The bride and groom sign the marriage contract (ketubah) in the presence of​​ the rabbi and two witnesses before the ceremony.   

Unlike a Christian wedding, where it’s generally taboo for the groom to see the​​ bride before the ceremony, in a Jewish wedding,​​ the groom must see his bride​​ before the ceremony.

Why?  Remember​​ the story of Laban, when he tricked Jacob into marrying his​​ eldest daughter, even though he loved Rachel? 

And since Jacob didn’t ensure the identity of his bride, he ended up marrying​​ the woman​​ – Leah - who​​ he thought​​ would be his sister-in-law. 

Judges 14:10-12 ​​​​ Although in ancient times, the wedding feast (seudah) after the nissuin​​ might​​ have included seven full days of food, music, dancing and celebrations​​ today the Jewish ceremony is usually followed by a wedding​​ supper and reception with food, wine, music and dance.

However, Orthodox Jews do keep to the tradition of Sheva Brachot and​​ celebrate after the wedding for seven nights, with friends and family hosting​​ festive meals in honour of the bride and groom.


The Marriage Supper of the Lamb. 

Revelation 21:1-2 ​​​​ “Then I saw a new heaven and a new earth, for the first heaven and the first​​ earth had passed away, and there was no longer any sea.  I saw the Holy City,​​ the new Jerusalem, coming down out of heaven from GOD, prepared as a bride​​ beautifully dressed for her husband.”  

When Messiah returns for us, and everything​​ happening​​ in the world today indicates​​ that this will be very soon;​​ we will celebrate the marriage supper of the Lamb​​ with Him and our joy (simcha),​​ will be beyond measure. 

But there will be those who won’t share in our simcha or celebrate with us,​​ because they do not know Yeshua​​ - Jesus. 

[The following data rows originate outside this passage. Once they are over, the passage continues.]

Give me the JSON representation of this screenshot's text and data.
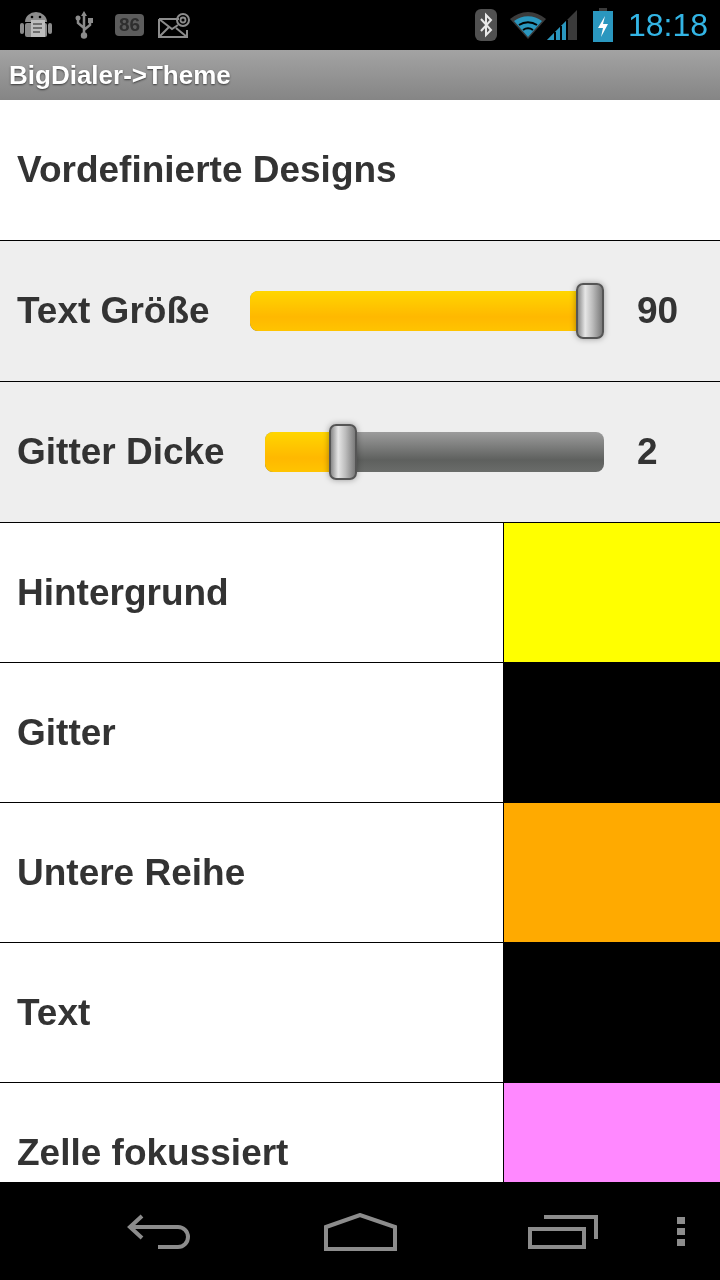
{
  "status_bar": {
    "battery_notice": "86",
    "time": "18:18"
  },
  "title_bar": {
    "title": "BigDialer->Theme"
  },
  "presets": {
    "label": "Vordefinierte Designs"
  },
  "sliders": [
    {
      "label": "Text Größe",
      "level": 0.96,
      "reading": "90"
    },
    {
      "label": "Gitter Dicke",
      "level": 0.23,
      "reading": "2"
    }
  ],
  "colors": [
    {
      "label": "Hintergrund",
      "color": "#ffff00"
    },
    {
      "label": "Gitter",
      "color": "#000000"
    },
    {
      "label": "Untere Reihe",
      "color": "#ffaa00"
    },
    {
      "label": "Text",
      "color": "#000000"
    },
    {
      "label": "Zelle fokussiert",
      "color": "#ff88ff"
    }
  ]
}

Now is the time to reach out to the lost, while we are still in the​​ eyrusin period, before the Bridegroom​​ – Yeshua – Jesus -​​ comes. 

Revelation​​ 22:12-21​​ ​​ “Look, I am coming soon!  My reward is with Me, and I will give to each person​​ according to what​​ they have​​ done. ​​ I am the Alpha and the Omega, the First and the Last, the Beginning and the End.

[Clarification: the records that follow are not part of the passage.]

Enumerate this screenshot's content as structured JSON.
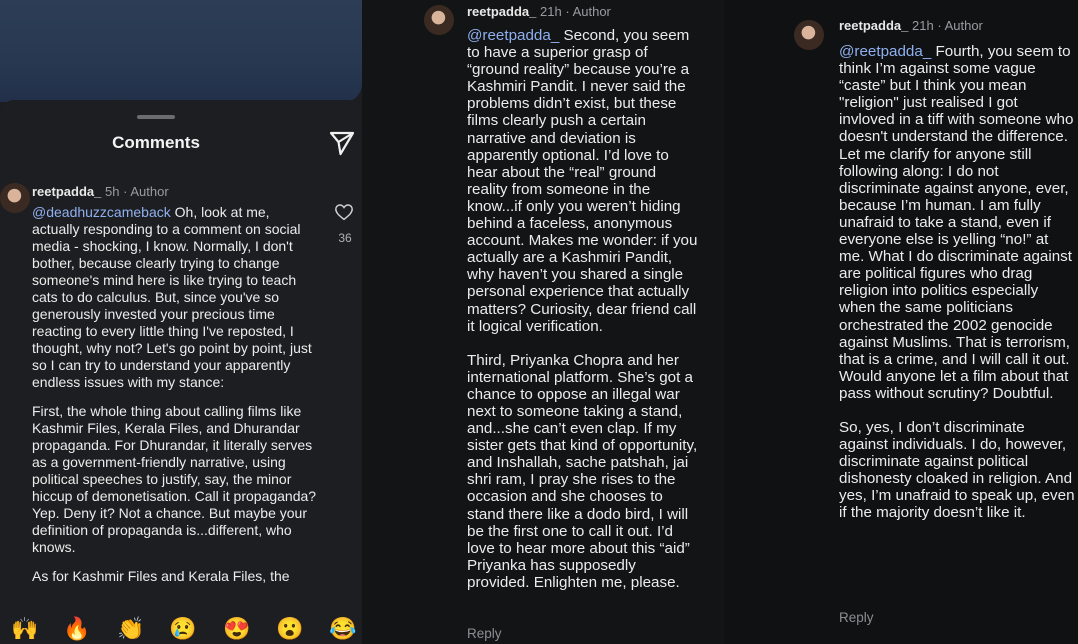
{
  "panel1": {
    "sheet_title": "Comments",
    "comment": {
      "username": "reetpadda_",
      "time": "5h",
      "sep": "·",
      "author_label": "Author",
      "mention": "@deadhuzzcameback",
      "para1": " Oh, look at me, actually responding to a comment on social media - shocking, I know. Normally, I don't bother, because clearly trying to change someone's mind here is like trying to teach cats to do calculus. But, since you've so generously invested your precious time reacting to every little thing I've reposted, I thought, why not? Let's go point by point, just so I can try to understand your apparently endless issues with my stance:",
      "para2": "First, the whole thing about calling films like Kashmir Files, Kerala Files, and Dhurandar propaganda. For Dhurandar, it literally serves as a government-friendly narrative, using political speeches to justify, say, the minor hiccup of demonetisation. Call it propaganda? Yep. Deny it? Not a chance. But maybe your definition of propaganda is...different, who knows.",
      "para3": "As for Kashmir Files and Kerala Files, the",
      "like_count": "36"
    },
    "emojis": [
      "🙌",
      "🔥",
      "👏",
      "😢",
      "😍",
      "😮",
      "😂"
    ]
  },
  "panel2": {
    "username": "reetpadda_",
    "time": "21h",
    "sep": "·",
    "author_label": "Author",
    "mention": "@reetpadda_",
    "para1": " Second, you seem to have a superior grasp of “ground reality” because you’re a Kashmiri Pandit. I never said the problems didn’t exist, but these films clearly push a certain narrative and deviation is apparently optional. I’d love to hear about the “real” ground reality from someone in the know...if only you weren’t hiding behind a faceless, anonymous account. Makes me wonder: if you actually are a Kashmiri Pandit, why haven’t you shared a single personal experience that actually matters? Curiosity, dear friend call it logical verification.",
    "para2": "Third, Priyanka Chopra and her international platform. She’s got a chance to oppose an illegal war next to someone taking a stand, and...she can’t even clap. If my sister gets that kind of opportunity, and Inshallah, sache patshah, jai shri ram, I pray she rises to the occasion and she chooses to stand there like a dodo bird, I will be the first one to call it out. I’d love to hear more about this “aid” Priyanka has supposedly provided. Enlighten me, please.",
    "reply_label": "Reply"
  },
  "panel3": {
    "username": "reetpadda_",
    "time": "21h",
    "sep": "·",
    "author_label": "Author",
    "mention": "@reetpadda_",
    "para1": " Fourth, you seem to think I’m against some vague “caste” but I think you mean \"religion\" just realised I got invloved in a tiff with someone who doesn't understand the difference. Let me clarify for anyone still following along: I do not discriminate against anyone, ever, because I’m human. I am fully unafraid to take a stand, even if everyone else is yelling “no!” at me. What I do discriminate against are political figures who drag religion into politics especially when the same politicians orchestrated the 2002 genocide against Muslims. That is terrorism, that is a crime, and I will call it out. Would anyone let a film about that pass without scrutiny? Doubtful.",
    "para2": "So, yes, I don’t discriminate against individuals. I do, however, discriminate against political dishonesty cloaked in religion. And yes, I’m unafraid to speak up, even if the majority doesn’t like it.",
    "reply_label": "Reply"
  },
  "colors": {
    "mention": "#8fb0ef",
    "text": "#ececec",
    "meta": "#9a9b9f"
  },
  "icons": [
    "send-icon",
    "heart-icon",
    "avatar"
  ]
}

Blessed are those who wash their robes, that they may have the right to the tree of life and may go through the gates into the city. ​​ Outside are the dogs, those who practice magic arts, the sexually immoral, the murderers, the idolaters and everyone who loves and practices falsehood.​​ 

I, Jesus, have sent My angel to give you this testimony for the churches. ​​ I am the Root and the offspring of David, and the bright Morning Star.”

The Spirit and the bride say, “Come!”​​  And​​ let the one who hears say, “Come!” ​​ Let the one who is thirsty​​ come; and let the one who wishes,​​ take the free gift of the water of life.​​  ​​ 

I warn everyone who hears the words of the prophecy of this scroll: if anyone adds​​ anything to them, GOD will add to that person the plagues described in this​​ scroll. ​​ And if anyone takes words away from this scroll of prophecy, GOD will take away from that person any share in the tree of life and in the Holy City, which are described in this scroll.

He who testifies to these things says, “Yes, I am coming soon.”

Amen. Come Lord Jesus.

The grace of the Lord Jesus be with GOD’s people. ​​ Amen.’